TASK DETAILS
Which lines in the data below contain the word "JSON"? Copy each of them.

EXERCISE INPUT
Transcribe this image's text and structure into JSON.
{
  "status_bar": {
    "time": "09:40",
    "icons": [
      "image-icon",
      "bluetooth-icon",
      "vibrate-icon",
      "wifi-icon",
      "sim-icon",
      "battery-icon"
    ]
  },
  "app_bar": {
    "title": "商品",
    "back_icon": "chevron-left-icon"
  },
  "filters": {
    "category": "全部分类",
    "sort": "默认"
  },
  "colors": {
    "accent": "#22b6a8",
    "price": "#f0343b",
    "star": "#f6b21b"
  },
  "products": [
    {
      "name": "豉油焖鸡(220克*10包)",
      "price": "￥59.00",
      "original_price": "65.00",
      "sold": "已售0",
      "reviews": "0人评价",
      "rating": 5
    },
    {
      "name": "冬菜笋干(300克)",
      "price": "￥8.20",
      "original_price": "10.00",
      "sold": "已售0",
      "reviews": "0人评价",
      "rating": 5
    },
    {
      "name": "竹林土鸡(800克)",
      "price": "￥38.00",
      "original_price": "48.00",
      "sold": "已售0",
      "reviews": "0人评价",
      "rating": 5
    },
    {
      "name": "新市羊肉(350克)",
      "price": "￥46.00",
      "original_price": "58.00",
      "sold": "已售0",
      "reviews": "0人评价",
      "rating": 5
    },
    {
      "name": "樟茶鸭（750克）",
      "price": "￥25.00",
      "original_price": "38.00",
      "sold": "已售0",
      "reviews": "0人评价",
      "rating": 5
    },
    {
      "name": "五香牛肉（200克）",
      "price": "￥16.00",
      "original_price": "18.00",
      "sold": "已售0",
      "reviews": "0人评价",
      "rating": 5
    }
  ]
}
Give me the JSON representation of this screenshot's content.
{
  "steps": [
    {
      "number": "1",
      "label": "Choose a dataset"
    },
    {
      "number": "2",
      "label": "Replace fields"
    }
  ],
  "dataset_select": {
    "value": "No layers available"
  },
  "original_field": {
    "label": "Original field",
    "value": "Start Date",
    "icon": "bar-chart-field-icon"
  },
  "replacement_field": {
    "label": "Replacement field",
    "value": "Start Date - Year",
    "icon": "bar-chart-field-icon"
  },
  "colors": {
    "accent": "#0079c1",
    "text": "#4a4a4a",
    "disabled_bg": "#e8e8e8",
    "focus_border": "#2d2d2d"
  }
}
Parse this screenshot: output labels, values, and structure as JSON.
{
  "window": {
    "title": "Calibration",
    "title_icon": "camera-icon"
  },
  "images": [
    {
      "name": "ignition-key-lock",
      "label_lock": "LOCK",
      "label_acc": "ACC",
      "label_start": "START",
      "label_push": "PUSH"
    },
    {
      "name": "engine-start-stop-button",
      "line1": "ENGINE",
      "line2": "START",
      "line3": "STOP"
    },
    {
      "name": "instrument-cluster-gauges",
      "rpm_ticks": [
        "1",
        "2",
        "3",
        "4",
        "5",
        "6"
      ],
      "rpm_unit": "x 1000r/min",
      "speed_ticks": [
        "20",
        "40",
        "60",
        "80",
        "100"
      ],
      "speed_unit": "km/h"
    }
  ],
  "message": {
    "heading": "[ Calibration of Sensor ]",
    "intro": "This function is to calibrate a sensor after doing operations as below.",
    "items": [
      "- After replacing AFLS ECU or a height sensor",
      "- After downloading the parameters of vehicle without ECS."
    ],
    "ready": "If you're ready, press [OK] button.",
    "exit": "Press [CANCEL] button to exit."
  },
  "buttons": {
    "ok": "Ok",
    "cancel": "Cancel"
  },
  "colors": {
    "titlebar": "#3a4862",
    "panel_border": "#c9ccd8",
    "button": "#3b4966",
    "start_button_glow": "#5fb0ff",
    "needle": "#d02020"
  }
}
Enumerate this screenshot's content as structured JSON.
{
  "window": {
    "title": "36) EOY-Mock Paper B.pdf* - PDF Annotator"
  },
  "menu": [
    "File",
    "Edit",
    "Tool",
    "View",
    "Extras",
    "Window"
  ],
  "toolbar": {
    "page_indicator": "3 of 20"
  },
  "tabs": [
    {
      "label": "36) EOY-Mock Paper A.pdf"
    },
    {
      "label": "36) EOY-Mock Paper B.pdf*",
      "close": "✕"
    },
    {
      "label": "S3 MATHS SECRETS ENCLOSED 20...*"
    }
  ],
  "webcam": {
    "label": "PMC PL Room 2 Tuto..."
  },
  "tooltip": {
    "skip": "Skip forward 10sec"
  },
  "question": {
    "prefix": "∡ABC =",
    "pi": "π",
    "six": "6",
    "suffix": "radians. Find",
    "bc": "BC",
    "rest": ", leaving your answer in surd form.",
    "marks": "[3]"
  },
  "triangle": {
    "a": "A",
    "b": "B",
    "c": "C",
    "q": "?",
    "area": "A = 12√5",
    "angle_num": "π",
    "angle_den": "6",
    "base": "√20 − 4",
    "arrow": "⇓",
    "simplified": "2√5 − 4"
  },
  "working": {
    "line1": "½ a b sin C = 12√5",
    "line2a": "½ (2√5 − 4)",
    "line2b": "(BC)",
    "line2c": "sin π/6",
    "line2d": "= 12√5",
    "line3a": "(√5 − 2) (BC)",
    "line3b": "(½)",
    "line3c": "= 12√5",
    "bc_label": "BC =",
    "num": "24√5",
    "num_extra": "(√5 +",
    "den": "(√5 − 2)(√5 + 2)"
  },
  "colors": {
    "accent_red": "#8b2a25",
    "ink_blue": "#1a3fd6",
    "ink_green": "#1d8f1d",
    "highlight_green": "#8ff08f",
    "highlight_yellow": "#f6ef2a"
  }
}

ANSWER BOX
Transcribe this image's text and structure into JSON.
Give me the JSON representation of this screenshot's content.
Parse this screenshot: output labels, values, and structure as JSON.
Enumerate this screenshot's content as structured JSON.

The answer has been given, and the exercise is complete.